Citation: Chu R, Yang D, Meng X, Yu S, Wan Y, Wu J and Wang J (2019) Effect of Surface Structure and Adsorption Activity on Implanting of b-Oriented ZSM-5 Zeolite Film on Modified α-Quartz Substrate. Front. Chem. 7:636. doi: 10.3389/fchem.2019.00636

Received: 19 June 2019; Accepted: 04 September 2019;
Published: 18 September 2019.

Edited by:

Qiang Wang, Beijing Forestry University, China

Reviewed by:

Zifeng Yan, China University of Petroleum, China
Tao Zhu, School of Chemical and Environmental Engineering, China University of Mining and Technology (Beijing), China
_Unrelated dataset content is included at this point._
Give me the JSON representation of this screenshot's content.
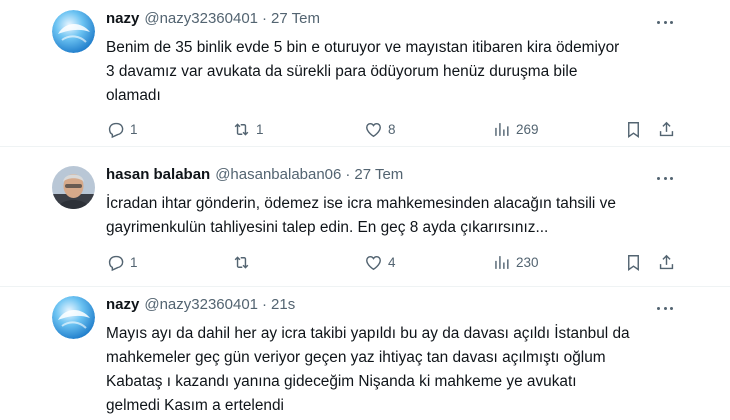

Copyright © 2019 Chu, Yang, Meng, Yu, Wan, Wu and Wang. This is an open-access article distributed under the terms of the Creative Commons Attribution License (CC BY). The use, distribution or reproduction in other forums is permitted, provided the original author(s) and the copyright owner(s) are credited and that the original publication in this journal is cited, in accordance with accepted academic practice. No use, distribution or reproduction is permitted which does not comply with these terms.

*Correspondence: Xianliang Meng,